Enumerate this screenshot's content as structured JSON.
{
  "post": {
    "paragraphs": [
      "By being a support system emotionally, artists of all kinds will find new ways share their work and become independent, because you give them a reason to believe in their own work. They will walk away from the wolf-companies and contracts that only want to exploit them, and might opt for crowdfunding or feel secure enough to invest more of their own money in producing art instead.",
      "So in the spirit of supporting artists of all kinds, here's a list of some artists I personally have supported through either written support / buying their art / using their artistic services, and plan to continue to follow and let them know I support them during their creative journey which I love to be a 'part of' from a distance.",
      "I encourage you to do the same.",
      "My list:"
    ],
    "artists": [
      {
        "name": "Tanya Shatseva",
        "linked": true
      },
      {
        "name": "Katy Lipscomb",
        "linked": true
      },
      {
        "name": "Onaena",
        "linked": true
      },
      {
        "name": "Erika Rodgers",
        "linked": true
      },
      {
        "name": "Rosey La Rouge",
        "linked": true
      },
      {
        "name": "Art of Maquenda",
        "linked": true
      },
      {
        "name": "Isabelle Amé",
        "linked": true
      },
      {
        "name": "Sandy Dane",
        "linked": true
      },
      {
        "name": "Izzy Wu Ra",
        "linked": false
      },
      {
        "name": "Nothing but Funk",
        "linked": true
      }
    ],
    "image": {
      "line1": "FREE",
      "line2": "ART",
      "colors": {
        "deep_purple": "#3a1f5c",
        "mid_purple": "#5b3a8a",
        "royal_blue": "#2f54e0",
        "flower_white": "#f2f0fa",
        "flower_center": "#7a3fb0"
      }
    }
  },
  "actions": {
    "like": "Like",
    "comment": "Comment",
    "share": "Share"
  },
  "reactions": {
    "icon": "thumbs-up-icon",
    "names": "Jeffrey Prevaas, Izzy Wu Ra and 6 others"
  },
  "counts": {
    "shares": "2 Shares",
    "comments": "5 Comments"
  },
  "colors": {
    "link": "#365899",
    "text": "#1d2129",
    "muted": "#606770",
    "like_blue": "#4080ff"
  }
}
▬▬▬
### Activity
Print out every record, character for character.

### Response below
Enumerate this screenshot's content as structured JSON.
{
  "post": {
    "paragraphs": [
      "By being a support system emotionally, artists of all kinds will find new ways share their work and become independent, because you give them a reason to believe in their own work. They will walk away from the wolf-companies and contracts that only want to exploit them, and might opt for crowdfunding or feel secure enough to invest more of their own money in producing art instead.",
      "So in the spirit of supporting artists of all kinds, here's a list of some artists I personally have supported through either written support / buying their art / using their artistic services, and plan to continue to follow and let them know I support them during their creative journey which I love to be a 'part of' from a distance.",
      "I encourage you to do the same.",
      "My list:"
    ],
    "artists": [
      {
        "name": "Tanya Shatseva",
        "linked": true
      },
      {
        "name": "Katy Lipscomb",
        "linked": true
      },
      {
        "name": "Onaena",
        "linked": true
      },
      {
        "name": "Erika Rodgers",
        "linked": true
      },
      {
        "name": "Rosey La Rouge",
        "linked": true
      },
      {
        "name": "Art of Maquenda",
        "linked": true
      },
      {
        "name": "Isabelle Amé",
        "linked": true
      },
      {
        "name": "Sandy Dane",
        "linked": true
      },
      {
        "name": "Izzy Wu Ra",
        "linked": false
      },
      {
        "name": "Nothing but Funk",
        "linked": true
      }
    ],
    "image": {
      "line1": "FREE",
      "line2": "ART",
      "colors": {
        "deep_purple": "#3a1f5c",
        "mid_purple": "#5b3a8a",
        "royal_blue": "#2f54e0",
        "flower_white": "#f2f0fa",
        "flower_center": "#7a3fb0"
      }
    }
  },
  "actions": {
    "like": "Like",
    "comment": "Comment",
    "share": "Share"
  },
  "reactions": {
    "icon": "thumbs-up-icon",
    "names": "Jeffrey Prevaas, Izzy Wu Ra and 6 others"
  },
  "counts": {
    "shares": "2 Shares",
    "comments": "5 Comments"
  },
  "colors": {
    "link": "#365899",
    "text": "#1d2129",
    "muted": "#606770",
    "like_blue": "#4080ff"
  }
}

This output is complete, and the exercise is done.